And then I ask them to listen again, and this time listen for the assets. I tell them to forget about all the rules and listen for behavior that worked. These are the person's sexual assets.
The odd thing is, sexual fantasy has been given a bad time of it over the years. The writings of Krafft-Ebing and Sigmund Freud, and the infamous Marquis de Sade, are rich in sexual fantasy.
However, rather than consider the possible positive side of such imagining, these men, and others, have focused only on deviant behavior. Some have gone so far as to issue warnings that link masturbatory fantasy with a long list of aberrant activities.
For some people, that may be true. It may also be true that for many people sexual fantasy may serve as a "safety valve" for releasing bottled-up sexual frustrations that are antisocial or unacceptable to the physical or mental welfare of the individual or his / her sex partner.
It was Freud's opinion that sexual fantasy was no more than a negative response to frustration. I believe that these conclusions (theories?) are firmly stuck in the Left sidedness of sexual fantasy.
For others for - those who want it so - sexual fantasy can be a powerful moving force, a tool as valuable to the average man and woman as the brush is to the painter.

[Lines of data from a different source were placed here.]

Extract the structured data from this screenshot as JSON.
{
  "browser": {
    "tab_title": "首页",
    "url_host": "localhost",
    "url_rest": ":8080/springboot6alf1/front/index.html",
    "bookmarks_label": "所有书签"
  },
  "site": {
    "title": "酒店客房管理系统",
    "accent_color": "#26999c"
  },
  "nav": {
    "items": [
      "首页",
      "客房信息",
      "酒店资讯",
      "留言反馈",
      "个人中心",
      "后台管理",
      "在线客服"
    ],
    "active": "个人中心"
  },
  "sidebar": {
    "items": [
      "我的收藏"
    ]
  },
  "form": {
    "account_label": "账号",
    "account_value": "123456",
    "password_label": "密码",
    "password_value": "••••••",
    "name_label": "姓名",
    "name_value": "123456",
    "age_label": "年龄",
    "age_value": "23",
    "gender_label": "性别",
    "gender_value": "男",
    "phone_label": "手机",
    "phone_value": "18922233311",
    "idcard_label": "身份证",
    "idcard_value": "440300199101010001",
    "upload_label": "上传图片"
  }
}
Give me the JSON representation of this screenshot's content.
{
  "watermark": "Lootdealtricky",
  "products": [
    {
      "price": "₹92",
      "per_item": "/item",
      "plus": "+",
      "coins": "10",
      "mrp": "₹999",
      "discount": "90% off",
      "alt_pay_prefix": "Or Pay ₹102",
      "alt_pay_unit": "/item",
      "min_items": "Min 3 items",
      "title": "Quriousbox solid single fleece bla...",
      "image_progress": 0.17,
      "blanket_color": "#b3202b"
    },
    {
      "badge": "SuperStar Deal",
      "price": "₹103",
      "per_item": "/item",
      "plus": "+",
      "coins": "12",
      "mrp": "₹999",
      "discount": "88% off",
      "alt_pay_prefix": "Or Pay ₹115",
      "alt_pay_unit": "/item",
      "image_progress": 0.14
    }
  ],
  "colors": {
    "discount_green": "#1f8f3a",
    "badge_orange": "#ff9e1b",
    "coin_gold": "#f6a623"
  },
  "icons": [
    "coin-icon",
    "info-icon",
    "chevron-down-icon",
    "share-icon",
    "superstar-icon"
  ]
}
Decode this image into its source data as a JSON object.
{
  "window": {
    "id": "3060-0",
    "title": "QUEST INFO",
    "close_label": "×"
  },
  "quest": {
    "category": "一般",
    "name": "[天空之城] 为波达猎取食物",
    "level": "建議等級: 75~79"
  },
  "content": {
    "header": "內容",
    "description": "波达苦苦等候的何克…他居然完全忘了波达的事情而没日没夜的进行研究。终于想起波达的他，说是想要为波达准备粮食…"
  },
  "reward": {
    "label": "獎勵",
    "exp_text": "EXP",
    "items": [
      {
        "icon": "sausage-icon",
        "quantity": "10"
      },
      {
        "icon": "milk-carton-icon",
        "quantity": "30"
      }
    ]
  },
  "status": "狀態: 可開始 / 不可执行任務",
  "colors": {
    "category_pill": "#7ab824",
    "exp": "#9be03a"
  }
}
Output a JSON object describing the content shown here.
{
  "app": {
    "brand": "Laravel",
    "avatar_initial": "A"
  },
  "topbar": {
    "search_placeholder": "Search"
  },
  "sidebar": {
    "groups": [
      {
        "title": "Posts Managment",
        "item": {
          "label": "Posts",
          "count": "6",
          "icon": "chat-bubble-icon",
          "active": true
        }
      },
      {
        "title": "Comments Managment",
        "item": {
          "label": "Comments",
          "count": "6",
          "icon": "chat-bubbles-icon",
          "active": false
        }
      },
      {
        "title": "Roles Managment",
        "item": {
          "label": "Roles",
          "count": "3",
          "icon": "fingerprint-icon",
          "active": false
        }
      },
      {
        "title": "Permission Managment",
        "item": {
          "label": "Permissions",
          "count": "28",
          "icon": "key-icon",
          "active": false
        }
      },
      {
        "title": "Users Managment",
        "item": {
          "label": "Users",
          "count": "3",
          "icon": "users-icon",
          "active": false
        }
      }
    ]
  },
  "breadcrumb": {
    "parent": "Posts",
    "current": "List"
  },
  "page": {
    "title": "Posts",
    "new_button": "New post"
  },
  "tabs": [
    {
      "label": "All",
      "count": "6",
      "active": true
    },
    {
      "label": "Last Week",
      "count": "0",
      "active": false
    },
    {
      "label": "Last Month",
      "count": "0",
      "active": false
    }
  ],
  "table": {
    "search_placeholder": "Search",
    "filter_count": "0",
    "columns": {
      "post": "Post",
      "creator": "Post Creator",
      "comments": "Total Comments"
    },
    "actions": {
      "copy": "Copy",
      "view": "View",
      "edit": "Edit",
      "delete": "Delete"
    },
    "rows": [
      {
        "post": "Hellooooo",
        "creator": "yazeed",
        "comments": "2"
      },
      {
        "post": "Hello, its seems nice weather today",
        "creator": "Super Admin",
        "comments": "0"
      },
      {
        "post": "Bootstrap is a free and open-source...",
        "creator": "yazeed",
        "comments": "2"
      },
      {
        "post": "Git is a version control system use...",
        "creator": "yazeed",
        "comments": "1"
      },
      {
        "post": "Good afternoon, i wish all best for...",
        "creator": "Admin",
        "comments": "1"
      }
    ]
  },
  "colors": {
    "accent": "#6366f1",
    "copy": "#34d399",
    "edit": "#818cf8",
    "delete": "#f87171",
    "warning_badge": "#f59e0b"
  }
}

This tool might also be regarded as a game, called "Create a Productive Fantasy", or "Up Your Orgasm". Like all successful games, it's easy to play and fun. Unlike most other games, however, in Up Your Orgasm, everyone wins.
Fantasies and daydreams, far from being irrelevant and insubstantial (another popular point of view), may be the foundation of serenity and purpose in our lives.
Unimaginative people became easily bored and are less relaxed and independent than highly imaginative people. Unimaginative people want autonomy but have little sense of the planning and slow achievement that might win them real personal freedom.
Lacking the ability to try out, in fantasy and with impunity, a range of possibilities, they seem to be the victims of external forces ... whether drugs, or sights and sounds, or other people. They lack the inner control and quiet sense of purpose that a rich imagination can provide.
A Study of the Sexual Imagination claims sexual fantasy distinguishes human sexuality. We have little cause, therefore, to be either afraid or ashamed of our sex fantasies, aberrant, deviant, and bizarre though they may be. The more intelligent the individual, the greater the role of fantasy in his sex life.
This does not mean that he or she will be governed by sex fantasies to the exclusion of social sex contacts and intense involvement with real sex partners.
But it does mean that a free fantasy life will contribute to creative thinking, whereas mental blocks or inhibitions will interfere with the creative process. The key word is "creative." For to be able to fantasize is to have the ability to form mental representations of things not actually present - an abstract and highly creative act.
Now we get into levels of creativity. Granted, sexual fantasy can be fun and diverting and sometimes (usually with masturbation) a sort of make-do substitute for the Real Thing. But, really, how creative is that?
In the excellent survey, Fundamentals of Human Sexuality, the authors say "...some fantasies revolve around future events and can sometimes be of very definite help in real-life situations. As an individual anticipates problems, plans for contingencies, and mentally rehearses alternative modes of action, such a person lessens anxiety and prepares to cope with novel situations. There is thus a difference between fantasies that substitute for action and those that prepare for it."
Permit me to repeat that final sentence: there is thus a difference between sexual fantasies that substitute for action and those that prepare for it. It is possible through fantasy to leave Left sidedness alone and step into the future, to experience the excitation of Right sidedness through imagining (which is one of the things that the right hemisphere of the brain is so good at).
That is what "creating a productive fantasy" means - putting sexual fantasy to work, using it to gain the future the individual or couple wants in reality.
Dr Ava Pages on Sexual Fantasies For Men and Women